Problem to work on: Please print every record below exactly as written, leaving out the pictures.

Data for this exercise:
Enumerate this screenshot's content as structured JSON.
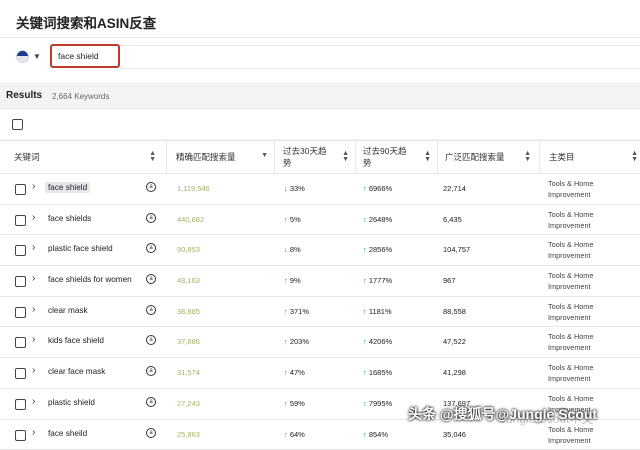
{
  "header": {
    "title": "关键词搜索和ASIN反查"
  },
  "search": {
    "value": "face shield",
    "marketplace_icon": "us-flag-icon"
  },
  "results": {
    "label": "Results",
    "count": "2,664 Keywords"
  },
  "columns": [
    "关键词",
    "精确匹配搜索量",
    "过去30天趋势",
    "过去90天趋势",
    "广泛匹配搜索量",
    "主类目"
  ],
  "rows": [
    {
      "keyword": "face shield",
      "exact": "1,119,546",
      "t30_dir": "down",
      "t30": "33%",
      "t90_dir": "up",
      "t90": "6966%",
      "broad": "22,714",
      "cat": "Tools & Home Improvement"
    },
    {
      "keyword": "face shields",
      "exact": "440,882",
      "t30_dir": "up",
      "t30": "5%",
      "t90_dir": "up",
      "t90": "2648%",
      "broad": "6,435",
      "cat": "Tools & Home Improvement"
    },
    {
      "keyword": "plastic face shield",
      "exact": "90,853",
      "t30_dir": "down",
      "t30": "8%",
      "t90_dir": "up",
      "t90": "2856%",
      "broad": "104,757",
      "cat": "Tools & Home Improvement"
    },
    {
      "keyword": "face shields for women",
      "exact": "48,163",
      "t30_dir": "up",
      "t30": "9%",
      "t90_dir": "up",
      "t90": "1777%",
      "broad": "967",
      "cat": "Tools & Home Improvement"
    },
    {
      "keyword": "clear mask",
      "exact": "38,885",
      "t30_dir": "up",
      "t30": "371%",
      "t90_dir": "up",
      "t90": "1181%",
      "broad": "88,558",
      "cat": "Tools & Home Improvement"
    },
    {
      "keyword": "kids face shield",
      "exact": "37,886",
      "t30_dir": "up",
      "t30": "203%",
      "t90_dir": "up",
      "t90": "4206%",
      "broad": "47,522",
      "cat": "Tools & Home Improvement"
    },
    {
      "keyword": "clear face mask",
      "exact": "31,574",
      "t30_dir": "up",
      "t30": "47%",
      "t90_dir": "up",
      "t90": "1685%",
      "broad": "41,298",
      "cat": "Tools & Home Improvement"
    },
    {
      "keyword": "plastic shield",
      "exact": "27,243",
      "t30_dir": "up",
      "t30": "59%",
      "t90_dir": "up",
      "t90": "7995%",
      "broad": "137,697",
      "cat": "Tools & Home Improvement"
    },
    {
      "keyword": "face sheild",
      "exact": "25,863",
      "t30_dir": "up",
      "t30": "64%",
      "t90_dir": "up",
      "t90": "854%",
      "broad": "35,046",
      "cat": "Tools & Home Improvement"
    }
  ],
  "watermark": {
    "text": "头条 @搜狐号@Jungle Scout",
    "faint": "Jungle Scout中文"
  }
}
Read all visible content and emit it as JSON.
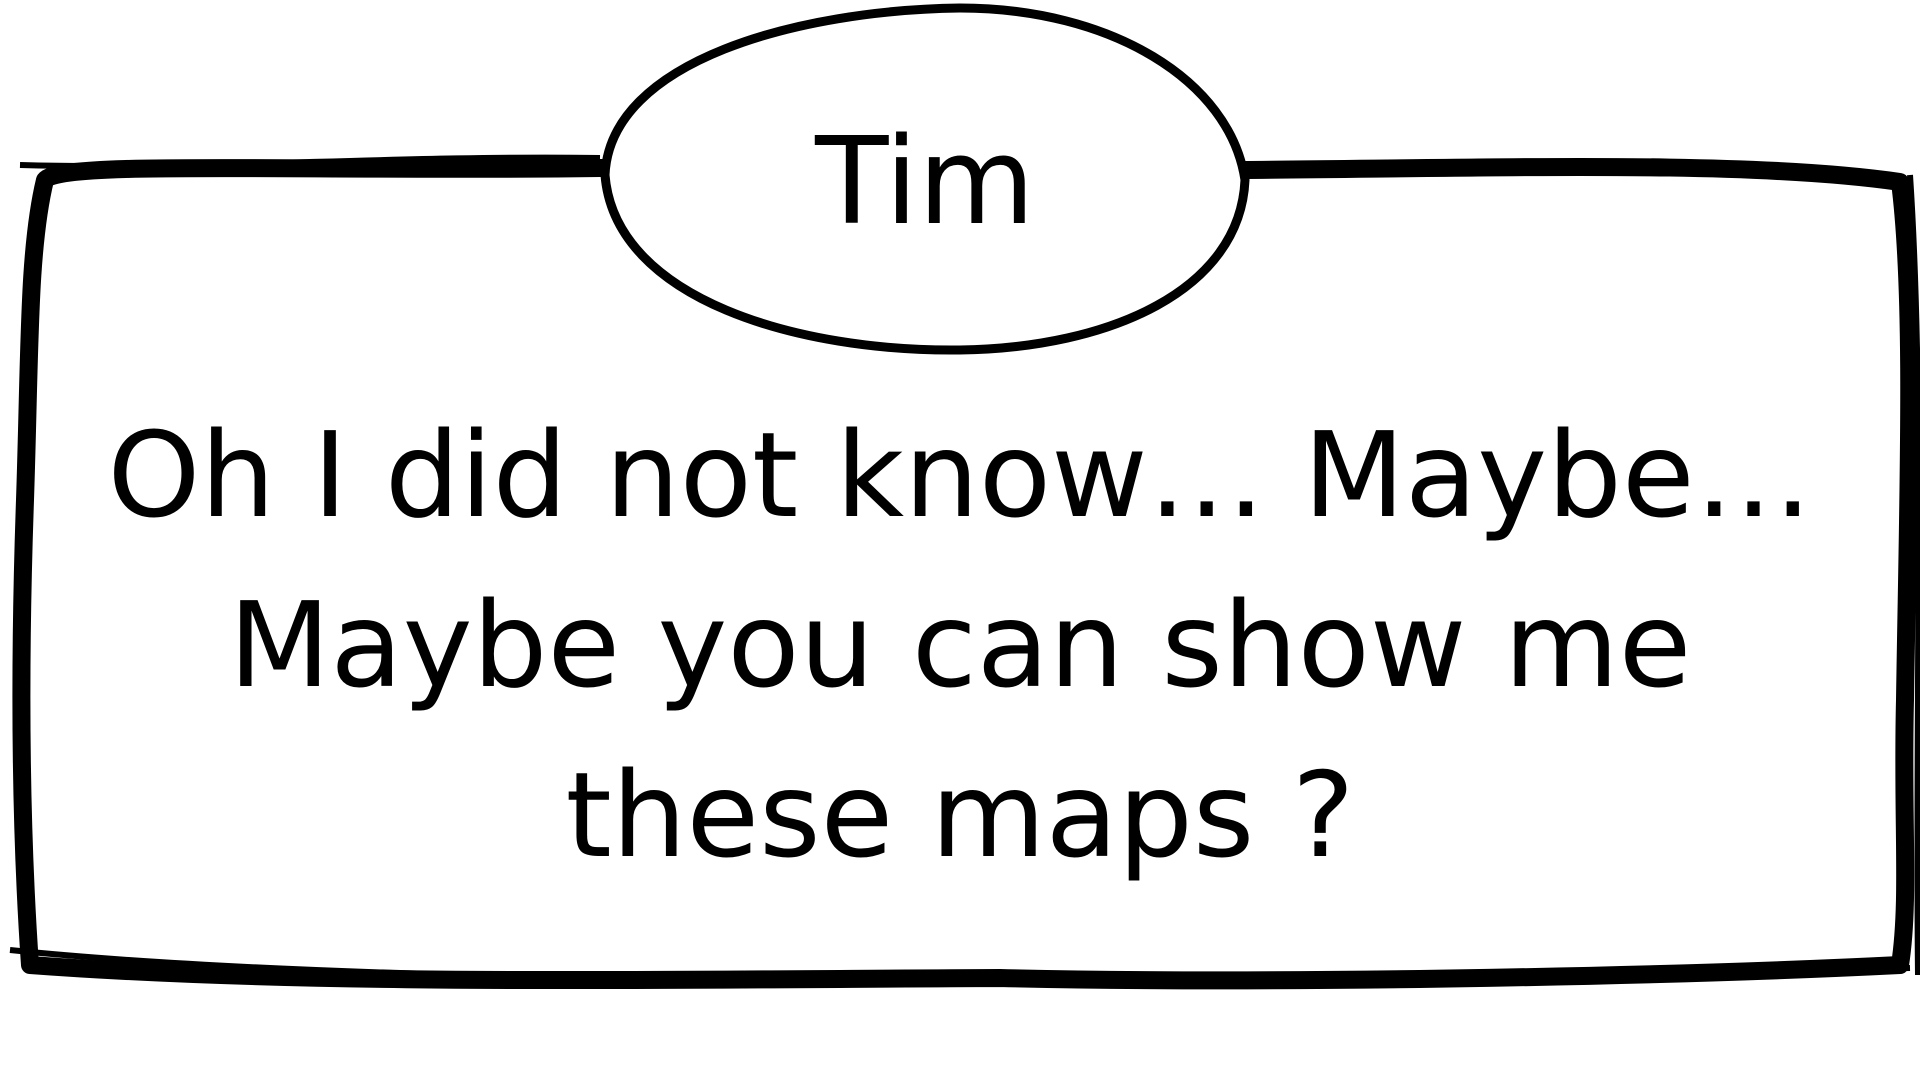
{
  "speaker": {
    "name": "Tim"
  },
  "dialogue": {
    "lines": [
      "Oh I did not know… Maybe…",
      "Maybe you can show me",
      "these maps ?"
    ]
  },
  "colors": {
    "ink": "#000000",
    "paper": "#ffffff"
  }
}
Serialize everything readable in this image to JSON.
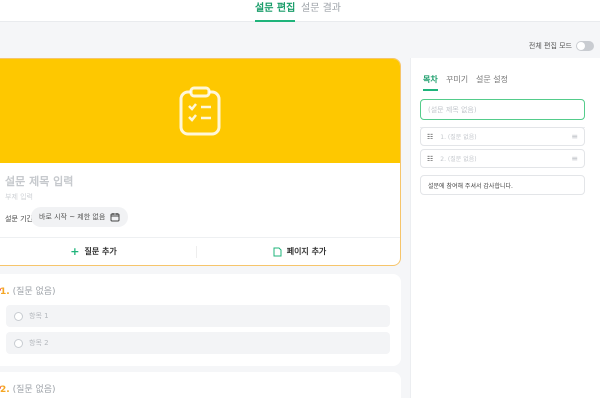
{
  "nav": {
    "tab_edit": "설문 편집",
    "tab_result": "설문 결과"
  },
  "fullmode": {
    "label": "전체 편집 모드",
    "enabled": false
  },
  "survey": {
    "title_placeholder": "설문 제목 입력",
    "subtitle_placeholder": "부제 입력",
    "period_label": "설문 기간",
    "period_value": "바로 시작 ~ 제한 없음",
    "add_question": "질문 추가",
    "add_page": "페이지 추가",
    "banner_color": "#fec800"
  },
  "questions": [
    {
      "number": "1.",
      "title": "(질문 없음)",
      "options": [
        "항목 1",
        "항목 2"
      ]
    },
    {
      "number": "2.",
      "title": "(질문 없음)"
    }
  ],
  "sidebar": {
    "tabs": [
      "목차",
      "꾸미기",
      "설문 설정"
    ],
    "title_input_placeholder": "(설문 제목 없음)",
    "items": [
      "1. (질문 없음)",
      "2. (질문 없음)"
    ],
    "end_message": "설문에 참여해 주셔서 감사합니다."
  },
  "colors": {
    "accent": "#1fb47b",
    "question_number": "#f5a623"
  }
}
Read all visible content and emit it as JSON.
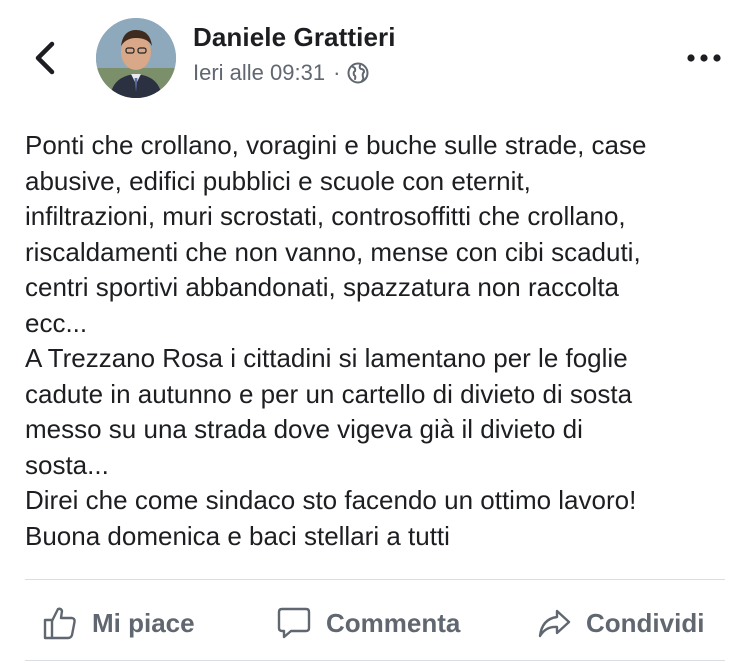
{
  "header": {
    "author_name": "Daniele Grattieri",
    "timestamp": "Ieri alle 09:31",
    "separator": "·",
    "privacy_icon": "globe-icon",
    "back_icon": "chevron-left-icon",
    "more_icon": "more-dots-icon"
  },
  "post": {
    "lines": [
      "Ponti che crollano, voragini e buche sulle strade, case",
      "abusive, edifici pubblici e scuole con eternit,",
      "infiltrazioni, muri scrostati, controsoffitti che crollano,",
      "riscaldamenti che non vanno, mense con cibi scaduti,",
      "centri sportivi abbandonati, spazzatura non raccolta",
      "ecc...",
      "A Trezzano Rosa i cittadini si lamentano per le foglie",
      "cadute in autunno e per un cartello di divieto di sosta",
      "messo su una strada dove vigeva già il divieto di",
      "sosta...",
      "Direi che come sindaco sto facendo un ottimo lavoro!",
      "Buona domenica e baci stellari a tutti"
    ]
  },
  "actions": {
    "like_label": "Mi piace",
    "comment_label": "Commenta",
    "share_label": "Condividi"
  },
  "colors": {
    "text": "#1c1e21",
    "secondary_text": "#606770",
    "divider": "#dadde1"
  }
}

Reply to the task:
Enumerate this screenshot's content as structured JSON.
{
  "header": {
    "title": "关键词搜索和ASIN反查"
  },
  "search": {
    "value": "face shield",
    "marketplace_icon": "us-flag-icon"
  },
  "results": {
    "label": "Results",
    "count": "2,664 Keywords"
  },
  "columns": [
    "关键词",
    "精确匹配搜索量",
    "过去30天趋势",
    "过去90天趋势",
    "广泛匹配搜索量",
    "主类目"
  ],
  "rows": [
    {
      "keyword": "face shield",
      "exact": "1,119,546",
      "t30_dir": "down",
      "t30": "33%",
      "t90_dir": "up",
      "t90": "6966%",
      "broad": "22,714",
      "cat": "Tools & Home Improvement"
    },
    {
      "keyword": "face shields",
      "exact": "440,882",
      "t30_dir": "up",
      "t30": "5%",
      "t90_dir": "up",
      "t90": "2648%",
      "broad": "6,435",
      "cat": "Tools & Home Improvement"
    },
    {
      "keyword": "plastic face shield",
      "exact": "90,853",
      "t30_dir": "down",
      "t30": "8%",
      "t90_dir": "up",
      "t90": "2856%",
      "broad": "104,757",
      "cat": "Tools & Home Improvement"
    },
    {
      "keyword": "face shields for women",
      "exact": "48,163",
      "t30_dir": "up",
      "t30": "9%",
      "t90_dir": "up",
      "t90": "1777%",
      "broad": "967",
      "cat": "Tools & Home Improvement"
    },
    {
      "keyword": "clear mask",
      "exact": "38,885",
      "t30_dir": "up",
      "t30": "371%",
      "t90_dir": "up",
      "t90": "1181%",
      "broad": "88,558",
      "cat": "Tools & Home Improvement"
    },
    {
      "keyword": "kids face shield",
      "exact": "37,886",
      "t30_dir": "up",
      "t30": "203%",
      "t90_dir": "up",
      "t90": "4206%",
      "broad": "47,522",
      "cat": "Tools & Home Improvement"
    },
    {
      "keyword": "clear face mask",
      "exact": "31,574",
      "t30_dir": "up",
      "t30": "47%",
      "t90_dir": "up",
      "t90": "1685%",
      "broad": "41,298",
      "cat": "Tools & Home Improvement"
    },
    {
      "keyword": "plastic shield",
      "exact": "27,243",
      "t30_dir": "up",
      "t30": "59%",
      "t90_dir": "up",
      "t90": "7995%",
      "broad": "137,697",
      "cat": "Tools & Home Improvement"
    },
    {
      "keyword": "face sheild",
      "exact": "25,863",
      "t30_dir": "up",
      "t30": "64%",
      "t90_dir": "up",
      "t90": "854%",
      "broad": "35,046",
      "cat": "Tools & Home Improvement"
    }
  ],
  "watermark": {
    "text": "头条 @搜狐号@Jungle Scout",
    "faint": "Jungle Scout中文"
  }
}
Read all visible content and emit it as JSON.
{
  "speaker": {
    "name": "Tim"
  },
  "dialogue": {
    "lines": [
      "Oh I did not know… Maybe…",
      "Maybe you can show me",
      "these maps ?"
    ]
  },
  "colors": {
    "ink": "#000000",
    "paper": "#ffffff"
  }
}
Serialize everything readable in this image to JSON.
{
  "nav": {
    "tab_edit": "설문 편집",
    "tab_result": "설문 결과"
  },
  "fullmode": {
    "label": "전체 편집 모드",
    "enabled": false
  },
  "survey": {
    "title_placeholder": "설문 제목 입력",
    "subtitle_placeholder": "부제 입력",
    "period_label": "설문 기간",
    "period_value": "바로 시작 ~ 제한 없음",
    "add_question": "질문 추가",
    "add_page": "페이지 추가",
    "banner_color": "#fec800"
  },
  "questions": [
    {
      "number": "1.",
      "title": "(질문 없음)",
      "options": [
        "항목 1",
        "항목 2"
      ]
    },
    {
      "number": "2.",
      "title": "(질문 없음)"
    }
  ],
  "sidebar": {
    "tabs": [
      "목차",
      "꾸미기",
      "설문 설정"
    ],
    "title_input_placeholder": "(설문 제목 없음)",
    "items": [
      "1. (질문 없음)",
      "2. (질문 없음)"
    ],
    "end_message": "설문에 참여해 주셔서 감사합니다."
  },
  "colors": {
    "accent": "#1fb47b",
    "question_number": "#f5a623"
  }
}
Read all visible content and emit it as JSON.
{
  "header": {
    "author_name": "Daniele Grattieri",
    "timestamp": "Ieri alle 09:31",
    "separator": "·",
    "privacy_icon": "globe-icon",
    "back_icon": "chevron-left-icon",
    "more_icon": "more-dots-icon"
  },
  "post": {
    "lines": [
      "Ponti che crollano, voragini e buche sulle strade, case",
      "abusive, edifici pubblici e scuole con eternit,",
      "infiltrazioni, muri scrostati, controsoffitti che crollano,",
      "riscaldamenti che non vanno, mense con cibi scaduti,",
      "centri sportivi abbandonati, spazzatura non raccolta",
      "ecc...",
      "A Trezzano Rosa i cittadini si lamentano per le foglie",
      "cadute in autunno e per un cartello di divieto di sosta",
      "messo su una strada dove vigeva già il divieto di",
      "sosta...",
      "Direi che come sindaco sto facendo un ottimo lavoro!",
      "Buona domenica e baci stellari a tutti"
    ]
  },
  "actions": {
    "like_label": "Mi piace",
    "comment_label": "Commenta",
    "share_label": "Condividi"
  },
  "colors": {
    "text": "#1c1e21",
    "secondary_text": "#606770",
    "divider": "#dadde1"
  }
}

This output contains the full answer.